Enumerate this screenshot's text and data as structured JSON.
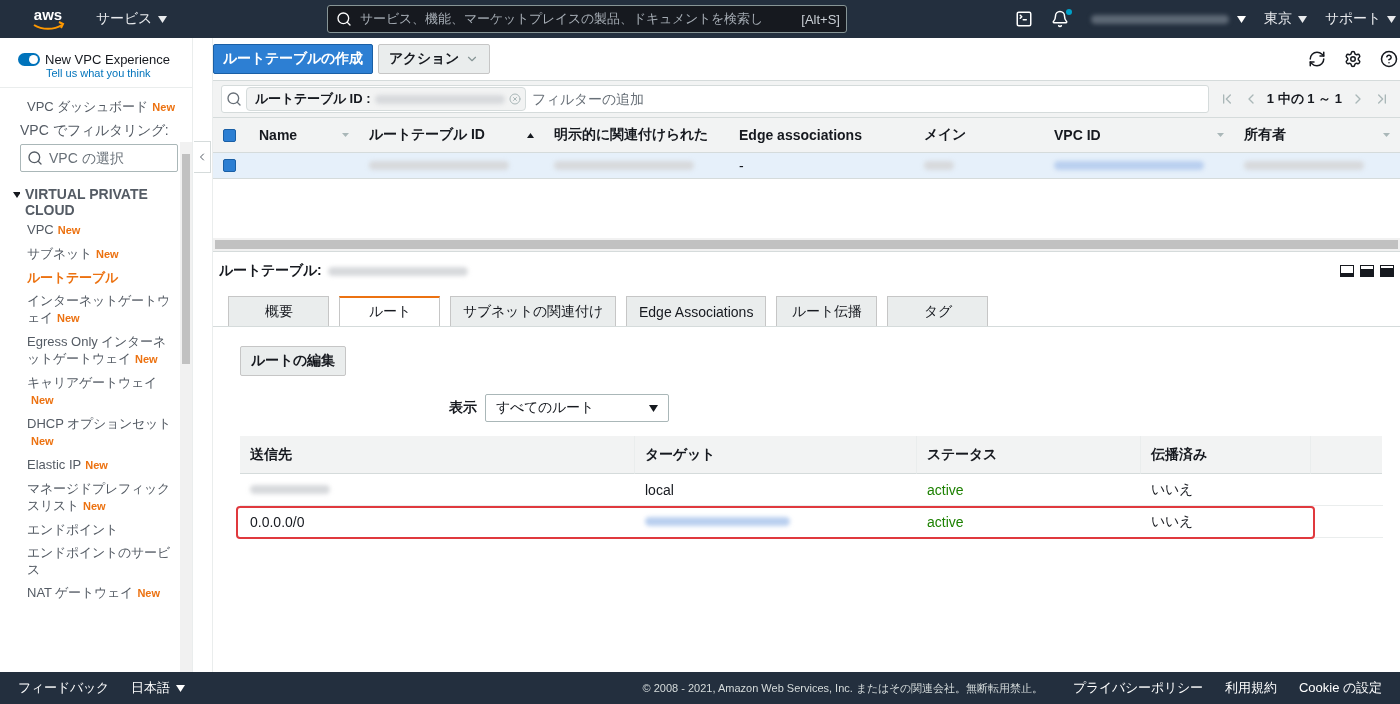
{
  "top_nav": {
    "logo": "aws",
    "services": "サービス",
    "search": {
      "placeholder": "サービス、機能、マーケットプレイスの製品、ドキュメントを検索し",
      "shortcut": "[Alt+S]"
    },
    "notification_dot": true,
    "region": "東京",
    "support": "サポート"
  },
  "sidebar": {
    "toggle": {
      "label": "New VPC Experience",
      "on": true
    },
    "feedback_link": "Tell us what you think",
    "dashboard": {
      "label": "VPC ダッシュボード",
      "badge": "New"
    },
    "filter_label": "VPC でフィルタリング:",
    "filter": {
      "placeholder": "VPC の選択"
    },
    "section": {
      "title": "VIRTUAL PRIVATE CLOUD",
      "expanded": true
    },
    "items": [
      {
        "label": "VPC",
        "badge": "New",
        "selected": false
      },
      {
        "label": "サブネット",
        "badge": "New",
        "selected": false
      },
      {
        "label": "ルートテーブル",
        "selected": true
      },
      {
        "label": "インターネットゲートウェイ",
        "badge": "New",
        "selected": false
      },
      {
        "label": "Egress Only インターネットゲートウェイ",
        "badge": "New",
        "selected": false
      },
      {
        "label": "キャリアゲートウェイ",
        "badge": "New",
        "selected": false
      },
      {
        "label": "DHCP オプションセット",
        "badge": "New",
        "selected": false
      },
      {
        "label": "Elastic IP",
        "badge": "New",
        "selected": false
      },
      {
        "label": "マネージドプレフィックスリスト",
        "badge": "New",
        "selected": false
      },
      {
        "label": "エンドポイント",
        "selected": false
      },
      {
        "label": "エンドポイントのサービス",
        "selected": false
      },
      {
        "label": "NAT ゲートウェイ",
        "badge": "New",
        "selected": false
      }
    ]
  },
  "toolbar": {
    "create_button": "ルートテーブルの作成",
    "actions_button": "アクション"
  },
  "filter_bar": {
    "token_label": "ルートテーブル ID :",
    "placeholder": "フィルターの追加",
    "pagination": "1 中の 1 ～ 1"
  },
  "table": {
    "select_all": {
      "checked": true
    },
    "columns": [
      {
        "label": "Name",
        "sorted": false
      },
      {
        "label": "ルートテーブル ID",
        "sorted": true
      },
      {
        "label": "明示的に関連付けられた"
      },
      {
        "label": "Edge associations"
      },
      {
        "label": "メイン"
      },
      {
        "label": "VPC ID",
        "sorted": false
      },
      {
        "label": "所有者",
        "sorted": false
      }
    ],
    "rows": [
      {
        "selected": true,
        "cells": [
          {
            "kind": "empty"
          },
          {
            "kind": "blurred"
          },
          {
            "kind": "blurred"
          },
          {
            "kind": "text",
            "text": "-"
          },
          {
            "kind": "blurred"
          },
          {
            "kind": "blurred_link"
          },
          {
            "kind": "blurred"
          }
        ]
      }
    ]
  },
  "details": {
    "title": "ルートテーブル:",
    "tabs": [
      {
        "label": "概要",
        "selected": false
      },
      {
        "label": "ルート",
        "selected": true
      },
      {
        "label": "サブネットの関連付け",
        "selected": false
      },
      {
        "label": "Edge Associations",
        "selected": false
      },
      {
        "label": "ルート伝播",
        "selected": false
      },
      {
        "label": "タグ",
        "selected": false
      }
    ],
    "edit_button": "ルートの編集",
    "view_label": "表示",
    "view_select": "すべてのルート",
    "routes": {
      "columns": [
        "送信先",
        "ターゲット",
        "ステータス",
        "伝播済み"
      ],
      "rows": [
        {
          "highlighted": false,
          "cells": [
            {
              "kind": "blurred"
            },
            {
              "kind": "text",
              "text": "local"
            },
            {
              "kind": "status",
              "text": "active"
            },
            {
              "kind": "text",
              "text": "いいえ"
            }
          ]
        },
        {
          "highlighted": true,
          "cells": [
            {
              "kind": "text",
              "text": "0.0.0.0/0"
            },
            {
              "kind": "blurred_link"
            },
            {
              "kind": "status",
              "text": "active"
            },
            {
              "kind": "text",
              "text": "いいえ"
            }
          ]
        }
      ]
    }
  },
  "footer": {
    "feedback": "フィードバック",
    "language": "日本語",
    "copyright": "© 2008 - 2021, Amazon Web Services, Inc. またはその関連会社。無断転用禁止。",
    "links": [
      "プライバシーポリシー",
      "利用規約",
      "Cookie の設定"
    ]
  }
}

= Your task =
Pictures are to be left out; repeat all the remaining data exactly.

= Response to the task =
Enumerate this screenshot's text and data as structured JSON.
{
  "top_nav": {
    "logo": "aws",
    "services": "サービス",
    "search": {
      "placeholder": "サービス、機能、マーケットプレイスの製品、ドキュメントを検索し",
      "shortcut": "[Alt+S]"
    },
    "notification_dot": true,
    "region": "東京",
    "support": "サポート"
  },
  "sidebar": {
    "toggle": {
      "label": "New VPC Experience",
      "on": true
    },
    "feedback_link": "Tell us what you think",
    "dashboard": {
      "label": "VPC ダッシュボード",
      "badge": "New"
    },
    "filter_label": "VPC でフィルタリング:",
    "filter": {
      "placeholder": "VPC の選択"
    },
    "section": {
      "title": "VIRTUAL PRIVATE CLOUD",
      "expanded": true
    },
    "items": [
      {
        "label": "VPC",
        "badge": "New",
        "selected": false
      },
      {
        "label": "サブネット",
        "badge": "New",
        "selected": false
      },
      {
        "label": "ルートテーブル",
        "selected": true
      },
      {
        "label": "インターネットゲートウェイ",
        "badge": "New",
        "selected": false
      },
      {
        "label": "Egress Only インターネットゲートウェイ",
        "badge": "New",
        "selected": false
      },
      {
        "label": "キャリアゲートウェイ",
        "badge": "New",
        "selected": false
      },
      {
        "label": "DHCP オプションセット",
        "badge": "New",
        "selected": false
      },
      {
        "label": "Elastic IP",
        "badge": "New",
        "selected": false
      },
      {
        "label": "マネージドプレフィックスリスト",
        "badge": "New",
        "selected": false
      },
      {
        "label": "エンドポイント",
        "selected": false
      },
      {
        "label": "エンドポイントのサービス",
        "selected": false
      },
      {
        "label": "NAT ゲートウェイ",
        "badge": "New",
        "selected": false
      }
    ]
  },
  "toolbar": {
    "create_button": "ルートテーブルの作成",
    "actions_button": "アクション"
  },
  "filter_bar": {
    "token_label": "ルートテーブル ID :",
    "placeholder": "フィルターの追加",
    "pagination": "1 中の 1 ～ 1"
  },
  "table": {
    "select_all": {
      "checked": true
    },
    "columns": [
      {
        "label": "Name",
        "sorted": false
      },
      {
        "label": "ルートテーブル ID",
        "sorted": true
      },
      {
        "label": "明示的に関連付けられた"
      },
      {
        "label": "Edge associations"
      },
      {
        "label": "メイン"
      },
      {
        "label": "VPC ID",
        "sorted": false
      },
      {
        "label": "所有者",
        "sorted": false
      }
    ],
    "rows": [
      {
        "selected": true,
        "cells": [
          {
            "kind": "empty"
          },
          {
            "kind": "blurred"
          },
          {
            "kind": "blurred"
          },
          {
            "kind": "text",
            "text": "-"
          },
          {
            "kind": "blurred"
          },
          {
            "kind": "blurred_link"
          },
          {
            "kind": "blurred"
          }
        ]
      }
    ]
  },
  "details": {
    "title": "ルートテーブル:",
    "tabs": [
      {
        "label": "概要",
        "selected": false
      },
      {
        "label": "ルート",
        "selected": true
      },
      {
        "label": "サブネットの関連付け",
        "selected": false
      },
      {
        "label": "Edge Associations",
        "selected": false
      },
      {
        "label": "ルート伝播",
        "selected": false
      },
      {
        "label": "タグ",
        "selected": false
      }
    ],
    "edit_button": "ルートの編集",
    "view_label": "表示",
    "view_select": "すべてのルート",
    "routes": {
      "columns": [
        "送信先",
        "ターゲット",
        "ステータス",
        "伝播済み"
      ],
      "rows": [
        {
          "highlighted": false,
          "cells": [
            {
              "kind": "blurred"
            },
            {
              "kind": "text",
              "text": "local"
            },
            {
              "kind": "status",
              "text": "active"
            },
            {
              "kind": "text",
              "text": "いいえ"
            }
          ]
        },
        {
          "highlighted": true,
          "cells": [
            {
              "kind": "text",
              "text": "0.0.0.0/0"
            },
            {
              "kind": "blurred_link"
            },
            {
              "kind": "status",
              "text": "active"
            },
            {
              "kind": "text",
              "text": "いいえ"
            }
          ]
        }
      ]
    }
  },
  "footer": {
    "feedback": "フィードバック",
    "language": "日本語",
    "copyright": "© 2008 - 2021, Amazon Web Services, Inc. またはその関連会社。無断転用禁止。",
    "links": [
      "プライバシーポリシー",
      "利用規約",
      "Cookie の設定"
    ]
  }
}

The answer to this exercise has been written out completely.